David Marks: The GOP wave that some people – including myself – thought was coming to Baltimore County never materialized. But one bright spot for county Republicans was the election of Marks, a former state and federal transportation official with a long history of community involvement, to the Baltimore County Council. A thoughtful moderate who emphasized bipartisanship and reform in his campaign, Marks captured a council seat Democrats held for decades. He will be a breath of fresh air in a county accustomed to one-party rule.

J. B. Jennings: Early on, it appeared that Jennings’ primary opponent, former House Minority Leader Al Redmer, might be outworking him. But Jennings hit the ground running after the legislative session ended, defeating Redmer in the 7th District State Senate primary by more than 20 points. Jennings is a solid conservative whose genial nature makes him a good fit for a collegial legislative body. And, he is well-positioned to incorporate some of the remnants of Ehrlich’s grassroots organization into his own

Allan Kittleman: The scion of a Howard County political dynasty, Kittleman’s reelection to the State Senate leaves him as one of the last Republicans standing in a county increasingly more Democratic. Youthful and moderate, he is exactly what a suburban Republican in Maryland should be. Frequently he was mentioned as a possible lieutenant governor candidate for Bob Ehrlich. If 2014 turns out to be a favorable year for Republicans, he may be a strong candidate for the open Howard County Executive’s seat.

Five Democrats To Watch...

Now that the elections are over, it’s time to look forward. I decided to do that by looking at both political parties and identifying some stars to watch.

Because I have spent so much time blogging about GOP politics, I decided to start with the Democrats, though I plan to follow this up with a look at Republican stars this weekend. This list contains both new and old names. The one thing they all have in common is that they emerge from the 2010 election cycle empowered as well as poised to make a difference.

Bill Ferguson: The 27-year-old school administrator knocked off Democratic baron George Della in the 46th District State Senate primary this year. He won by waging an energetic, progressive campaign focusing on education reform. Now he heads to a legislature where his vanquished primary opponent had been a fixture for decades. It will be interesting to see if he takes his insurgency approach to Annapolis. Will he hit the ground running in terms of legislative output, or will he allow some of the more senior senators to mentor him and show him the ropes?

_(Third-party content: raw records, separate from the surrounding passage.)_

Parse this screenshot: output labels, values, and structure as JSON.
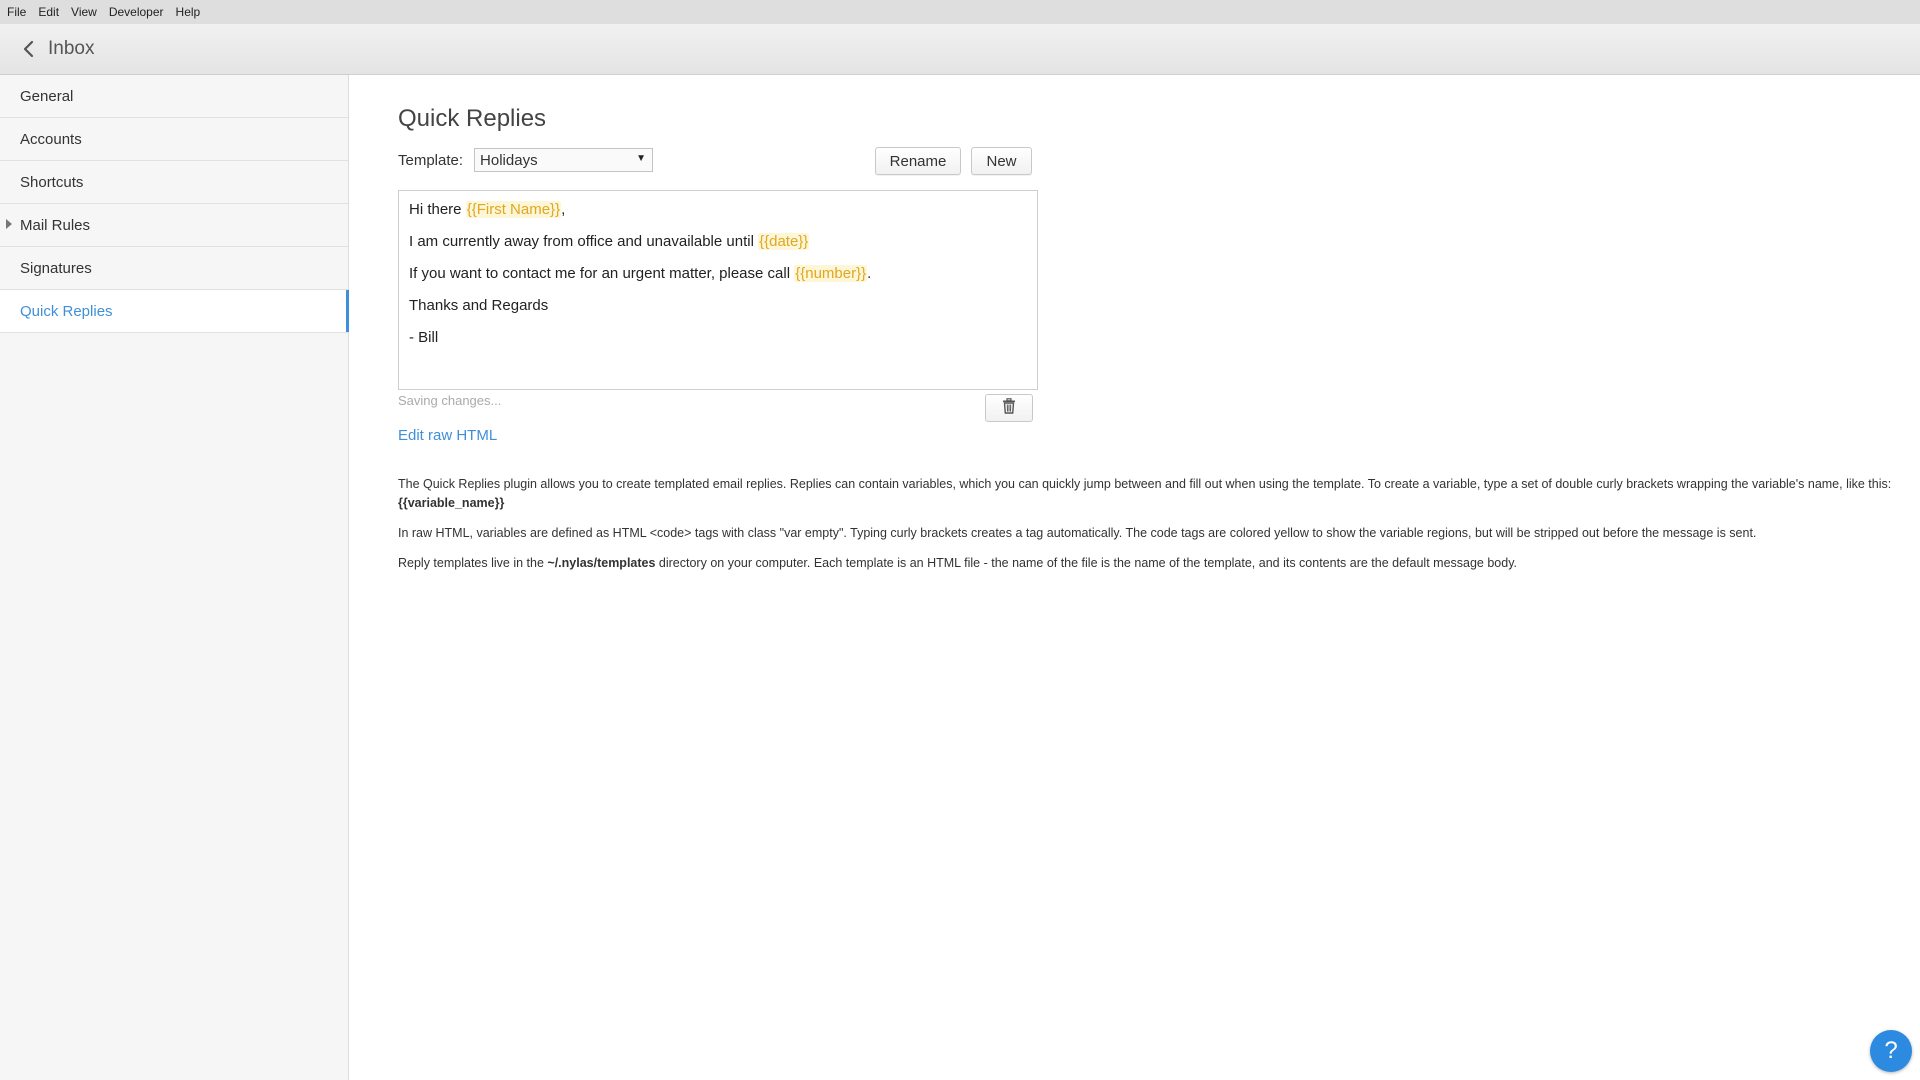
{
  "menubar": {
    "items": [
      "File",
      "Edit",
      "View",
      "Developer",
      "Help"
    ]
  },
  "toolbar": {
    "back_label": "Inbox"
  },
  "sidebar": {
    "items": [
      {
        "label": "General"
      },
      {
        "label": "Accounts"
      },
      {
        "label": "Shortcuts"
      },
      {
        "label": "Mail Rules"
      },
      {
        "label": "Signatures"
      },
      {
        "label": "Quick Replies"
      }
    ],
    "active_index": 5
  },
  "main": {
    "title": "Quick Replies",
    "template_label": "Template:",
    "template_selected": "Holidays",
    "rename_label": "Rename",
    "new_label": "New",
    "editor": {
      "line1_prefix": "Hi there ",
      "line1_var": "{{First Name}}",
      "line1_suffix": ",",
      "line2_prefix": "I am currently away from office and unavailable until ",
      "line2_var": "{{date}}",
      "line3_prefix": "If you want to contact me for an urgent matter, please call ",
      "line3_var": "{{number}}",
      "line3_suffix": ".",
      "line4": "Thanks and Regards",
      "line5": "- Bill"
    },
    "saving_status": "Saving changes...",
    "edit_raw_label": "Edit raw HTML",
    "help": {
      "p1_text": "The Quick Replies plugin allows you to create templated email replies. Replies can contain variables, which you can quickly jump between and fill out when using the template. To create a variable, type a set of double curly brackets wrapping the variable's name, like this: ",
      "p1_bold": "{{variable_name}}",
      "p2_text": "In raw HTML, variables are defined as HTML <code> tags with class \"var empty\". Typing curly brackets creates a tag automatically. The code tags are colored yellow to show the variable regions, but will be stripped out before the message is sent.",
      "p3_prefix": "Reply templates live in the ",
      "p3_bold": "~/.nylas/templates",
      "p3_suffix": " directory on your computer. Each template is an HTML file - the name of the file is the name of the template, and its contents are the default message body."
    }
  },
  "help_button": {
    "label": "?"
  },
  "colors": {
    "accent": "#3f8fd9",
    "variable": "#e0a722",
    "help_button": "#2c8ae0"
  },
  "icons": {
    "back": "chevron-left-icon",
    "dropdown": "caret-down-icon",
    "trash": "trash-icon",
    "expander": "triangle-right-icon"
  }
}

Jim Smith: The outgoing Baltimore County Executive leaves office with his popularity intact, and with the gratitude of Governor Martin O’Malley. Smith is getting much of the credit for the governor’s surprisingly strong performance in Baltimore County. Now there is talk that Smith will serve as the state’s next Secretary of Transportation or in some other capacity. If gubernatorial politics in 2014 plays out as some people expect, perhaps Smith will emerge as a candidate for Attorney General.

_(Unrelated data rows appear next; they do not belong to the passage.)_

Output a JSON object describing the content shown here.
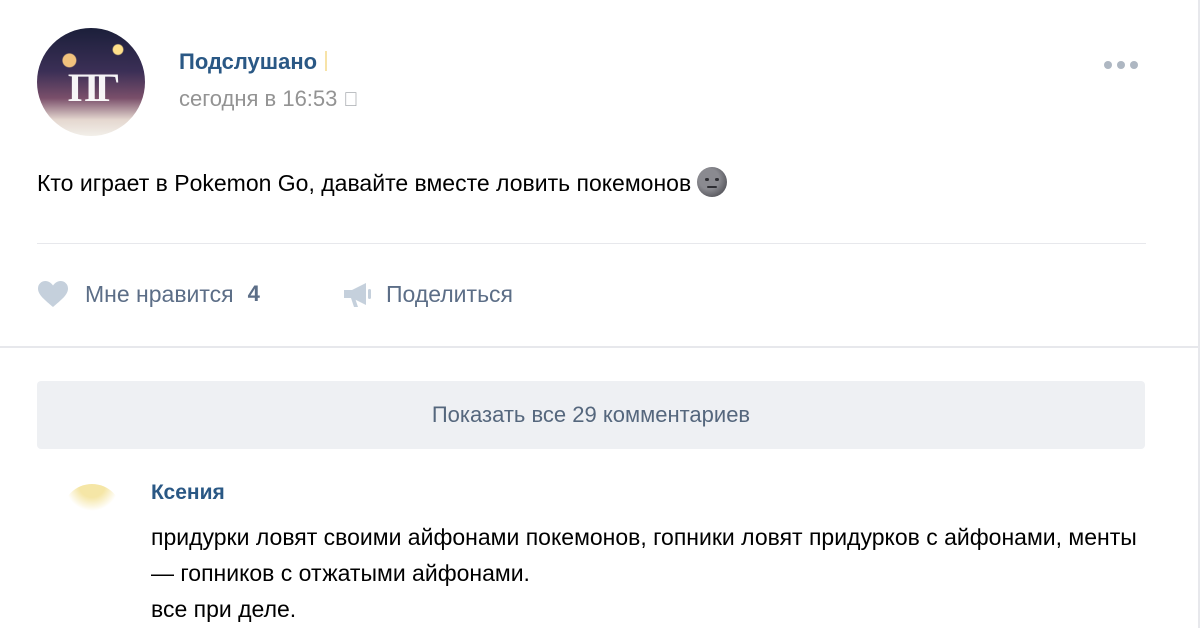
{
  "post": {
    "author": "Подслушано",
    "time": "сегодня в 16:53",
    "platform_icon": "apple-icon",
    "text": "Кто играет в Pokemon Go, давайте вместе ловить покемонов",
    "emoji": "new-moon-face-emoji"
  },
  "actions": {
    "like_label": "Мне нравится",
    "like_count": "4",
    "share_label": "Поделиться"
  },
  "comments": {
    "show_all_label": "Показать все 29 комментариев",
    "items": [
      {
        "author": "Ксения",
        "text": "придурки ловят своими айфонами покемонов, гопники ловят придурков с айфонами, менты — гопников с отжатыми айфонами.\nвсе при деле."
      }
    ]
  },
  "colors": {
    "link": "#2a5885",
    "action": "#5c6e87",
    "muted": "#939393",
    "panel": "#eef0f3"
  }
}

Jim Mathias: The popular former mayor of Ocean City captured the seat held by retiring GOP Senator Lowell Stoltzfus. But the race looming down the road is what makes Mathias a Democrat to watch. If, as expected, the state legislature tries to gerrymander Congressman-elect Andy Harris out of office, Mathias could emerge as his principal challenger if outgoing Congressman Frank Kratovil does not go for it himself.

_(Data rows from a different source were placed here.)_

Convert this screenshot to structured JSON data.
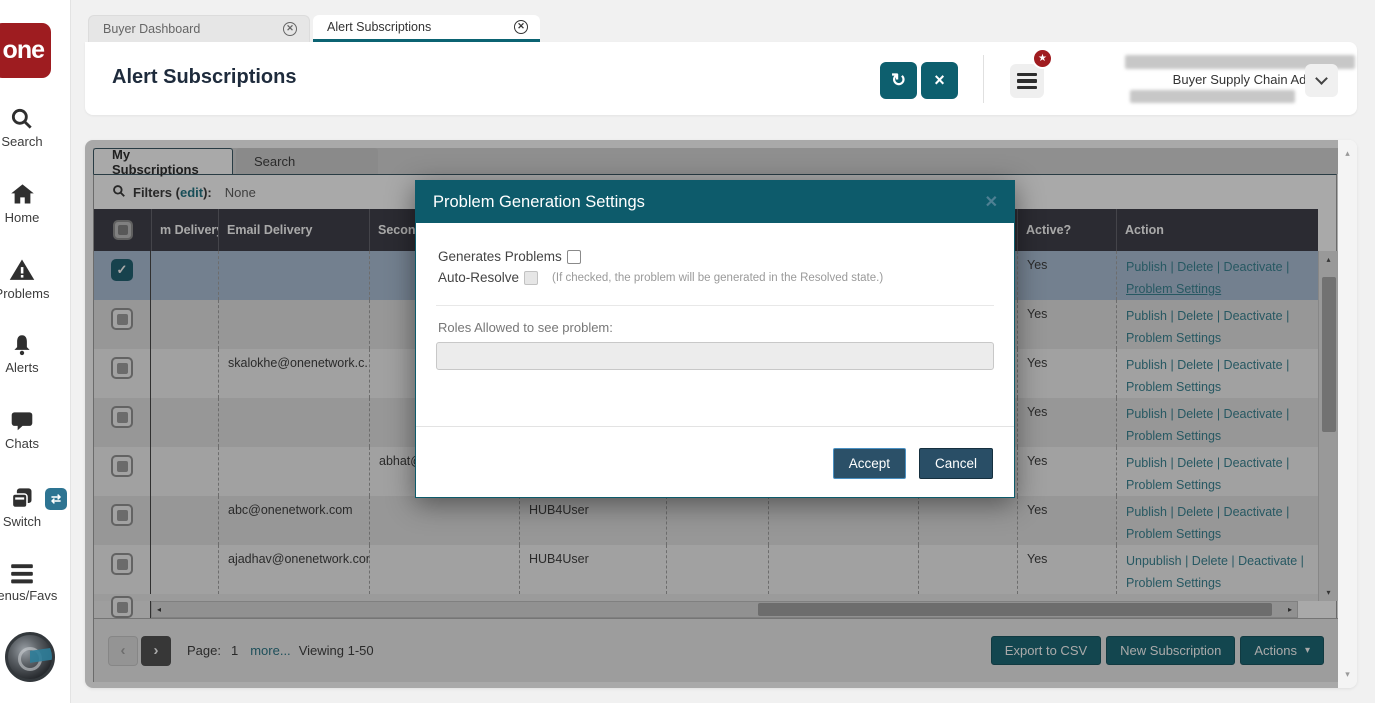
{
  "colors": {
    "accent_teal": "#0d5f6e",
    "modal_header_teal": "#0d5b6b",
    "logo_red": "#9e1c20",
    "badge_red": "#a01c20",
    "selected_row": "#a8bdd6",
    "link_teal": "#2e7d8d",
    "grid_header_bg": "#35353f"
  },
  "sidebar": {
    "logo_text": "one",
    "items": [
      {
        "label": "Search",
        "icon": "search-icon"
      },
      {
        "label": "Home",
        "icon": "home-icon"
      },
      {
        "label": "Problems",
        "icon": "warning-triangle-icon"
      },
      {
        "label": "Alerts",
        "icon": "bell-icon"
      },
      {
        "label": "Chats",
        "icon": "chat-bubble-icon"
      },
      {
        "label": "Switch",
        "icon": "switch-icon",
        "badge_icon": "swap-arrows-icon"
      },
      {
        "label": "Menus/Favs",
        "icon": "hamburger-icon"
      }
    ]
  },
  "tabs": [
    {
      "label": "Buyer Dashboard",
      "active": false
    },
    {
      "label": "Alert Subscriptions",
      "active": true
    }
  ],
  "header": {
    "title": "Alert Subscriptions",
    "refresh_icon": "refresh-icon",
    "close_icon": "close-icon",
    "menu_icon": "hamburger-icon",
    "badge_icon": "star-icon",
    "user_role": "Buyer Supply Chain Admin"
  },
  "inner_tabs": [
    {
      "label": "My Subscriptions",
      "active": true
    },
    {
      "label": "Search",
      "active": false
    }
  ],
  "filters": {
    "prefix": "Filters (",
    "edit_link": "edit",
    "suffix": "):",
    "value": "None"
  },
  "grid": {
    "columns": [
      {
        "label": "",
        "type": "checkbox"
      },
      {
        "label": "m Delivery"
      },
      {
        "label": "Email Delivery"
      },
      {
        "label": "Seconda"
      },
      {
        "label": ""
      },
      {
        "label": ""
      },
      {
        "label": ""
      },
      {
        "label": ""
      },
      {
        "label": "Active?"
      },
      {
        "label": "Action"
      }
    ],
    "rows": [
      {
        "checked": true,
        "selected": true,
        "cells": [
          "",
          "",
          "",
          "",
          "",
          "",
          ""
        ],
        "active": "Yes",
        "actions": [
          "Publish",
          "Delete",
          "Deactivate"
        ],
        "settings_link": "Problem Settings",
        "settings_underlined": true
      },
      {
        "checked": false,
        "selected": false,
        "cells": [
          "",
          "",
          "",
          "",
          "",
          "",
          ""
        ],
        "active": "Yes",
        "actions": [
          "Publish",
          "Delete",
          "Deactivate"
        ],
        "settings_link": "Problem Settings",
        "settings_underlined": false
      },
      {
        "checked": false,
        "selected": false,
        "cells": [
          "",
          "skalokhe@onenetwork.c...",
          "",
          "",
          "",
          "",
          ""
        ],
        "active": "Yes",
        "actions": [
          "Publish",
          "Delete",
          "Deactivate"
        ],
        "settings_link": "Problem Settings",
        "settings_underlined": false
      },
      {
        "checked": false,
        "selected": false,
        "cells": [
          "",
          "",
          "",
          "",
          "",
          "",
          ""
        ],
        "active": "Yes",
        "actions": [
          "Publish",
          "Delete",
          "Deactivate"
        ],
        "settings_link": "Problem Settings",
        "settings_underlined": false
      },
      {
        "checked": false,
        "selected": false,
        "cells": [
          "",
          "",
          "abhat@",
          "",
          "",
          "",
          ""
        ],
        "active": "Yes",
        "actions": [
          "Publish",
          "Delete",
          "Deactivate"
        ],
        "settings_link": "Problem Settings",
        "settings_underlined": false
      },
      {
        "checked": false,
        "selected": false,
        "cells": [
          "",
          "abc@onenetwork.com",
          "",
          "HUB4User",
          "",
          "",
          ""
        ],
        "active": "Yes",
        "actions": [
          "Publish",
          "Delete",
          "Deactivate"
        ],
        "settings_link": "Problem Settings",
        "settings_underlined": false
      },
      {
        "checked": false,
        "selected": false,
        "cells": [
          "",
          "ajadhav@onenetwork.com",
          "",
          "HUB4User",
          "",
          "",
          ""
        ],
        "active": "Yes",
        "actions": [
          "Unpublish",
          "Delete",
          "Deactivate"
        ],
        "settings_link": "Problem Settings",
        "settings_underlined": false
      }
    ]
  },
  "pagination": {
    "page_label": "Page:",
    "page": "1",
    "more_link": "more...",
    "viewing": "Viewing 1-50"
  },
  "footer_buttons": [
    {
      "label": "Export to CSV"
    },
    {
      "label": "New Subscription"
    },
    {
      "label": "Actions",
      "caret": true
    }
  ],
  "modal": {
    "title": "Problem Generation Settings",
    "generates_problems_label": "Generates Problems",
    "generates_problems_checked": false,
    "auto_resolve_label": "Auto-Resolve",
    "auto_resolve_checked": false,
    "auto_resolve_disabled": true,
    "auto_resolve_hint": "(If checked, the problem will be generated in the Resolved state.)",
    "roles_label": "Roles Allowed to see problem:",
    "roles_value": "",
    "accept_label": "Accept",
    "cancel_label": "Cancel"
  }
}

Keiffer Mitchell: The former Baltimore City Councilman and mayoral candidate returns to public office as a freshman member of the House of Delegates. Smart and charismatic, Mitchell strikes me as having much more to offer as a public servant than the quality of his unsuccessful mayoral campaign implied. Now he will have a chance to prove it.  Will he try to re-enter City politics, or will he stick with Annapolis for a while? Stay tuned.

Ken Ulman:  The Howard County Executive cruised to reelection, and his coattails probably contributed to Governor O’Malley’s solid victory there. Most politicos cite Doug Gansler, Peter Franchot, or Anthony Brown as future gubernatorial candidates. But Ulman is a moderate suburban Democrat who has effectively managed a local government during very challenging economic times. None of the other candidates I mentioned can make that claim.